_Directions_: Go through the records below and return each line that has "What" in it.

◇ ◇ ◇ ◇

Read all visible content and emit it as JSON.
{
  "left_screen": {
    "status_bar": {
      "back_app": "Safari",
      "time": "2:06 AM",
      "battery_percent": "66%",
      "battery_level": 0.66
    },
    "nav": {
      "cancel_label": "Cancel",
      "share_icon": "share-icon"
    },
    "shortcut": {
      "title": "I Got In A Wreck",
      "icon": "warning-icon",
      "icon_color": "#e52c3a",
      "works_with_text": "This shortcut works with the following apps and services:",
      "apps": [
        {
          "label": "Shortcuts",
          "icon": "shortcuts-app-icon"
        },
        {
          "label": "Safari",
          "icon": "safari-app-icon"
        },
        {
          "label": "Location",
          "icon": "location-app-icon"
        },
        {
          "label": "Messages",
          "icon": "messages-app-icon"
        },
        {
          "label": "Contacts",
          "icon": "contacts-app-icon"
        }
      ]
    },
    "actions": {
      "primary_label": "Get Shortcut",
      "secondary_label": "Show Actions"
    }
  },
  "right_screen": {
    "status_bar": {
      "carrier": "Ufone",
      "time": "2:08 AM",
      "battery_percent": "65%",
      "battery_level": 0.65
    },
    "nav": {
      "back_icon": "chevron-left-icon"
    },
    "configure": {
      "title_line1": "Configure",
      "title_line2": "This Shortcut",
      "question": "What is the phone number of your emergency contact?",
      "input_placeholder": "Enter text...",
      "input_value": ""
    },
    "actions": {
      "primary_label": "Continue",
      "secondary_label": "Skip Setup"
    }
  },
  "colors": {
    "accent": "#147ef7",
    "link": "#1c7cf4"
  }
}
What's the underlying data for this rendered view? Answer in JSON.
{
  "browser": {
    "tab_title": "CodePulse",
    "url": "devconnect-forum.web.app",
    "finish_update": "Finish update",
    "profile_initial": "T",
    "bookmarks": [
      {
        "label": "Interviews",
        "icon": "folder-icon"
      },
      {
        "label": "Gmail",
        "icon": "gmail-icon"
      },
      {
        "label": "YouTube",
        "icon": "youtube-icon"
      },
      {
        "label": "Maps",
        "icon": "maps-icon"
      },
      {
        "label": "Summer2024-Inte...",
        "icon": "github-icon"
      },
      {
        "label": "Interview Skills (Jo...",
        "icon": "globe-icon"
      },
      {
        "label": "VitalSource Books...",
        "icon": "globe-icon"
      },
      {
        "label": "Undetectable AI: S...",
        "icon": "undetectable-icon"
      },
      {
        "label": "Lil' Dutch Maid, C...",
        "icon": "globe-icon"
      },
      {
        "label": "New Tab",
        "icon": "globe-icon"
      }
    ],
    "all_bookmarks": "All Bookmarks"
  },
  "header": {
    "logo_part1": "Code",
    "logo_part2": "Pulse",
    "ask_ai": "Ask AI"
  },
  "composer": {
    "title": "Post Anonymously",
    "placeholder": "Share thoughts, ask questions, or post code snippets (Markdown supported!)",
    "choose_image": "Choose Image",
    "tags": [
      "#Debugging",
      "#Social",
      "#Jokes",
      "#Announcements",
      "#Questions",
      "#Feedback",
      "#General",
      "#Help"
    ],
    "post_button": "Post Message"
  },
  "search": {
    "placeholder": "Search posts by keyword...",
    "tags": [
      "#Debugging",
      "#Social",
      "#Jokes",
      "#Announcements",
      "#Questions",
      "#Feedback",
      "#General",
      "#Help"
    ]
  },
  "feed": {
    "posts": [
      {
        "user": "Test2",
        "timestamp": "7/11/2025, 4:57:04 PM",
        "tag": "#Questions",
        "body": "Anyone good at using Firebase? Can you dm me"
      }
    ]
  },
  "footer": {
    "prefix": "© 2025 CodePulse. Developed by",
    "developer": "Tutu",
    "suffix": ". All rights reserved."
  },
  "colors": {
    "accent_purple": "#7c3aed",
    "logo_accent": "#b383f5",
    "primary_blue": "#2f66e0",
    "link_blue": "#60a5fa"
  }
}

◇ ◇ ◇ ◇

_Answer to this problem_:
      "question": "What is the phone number of your emergency contact?",
What's the underlying data for this rendered view? Answer in JSON.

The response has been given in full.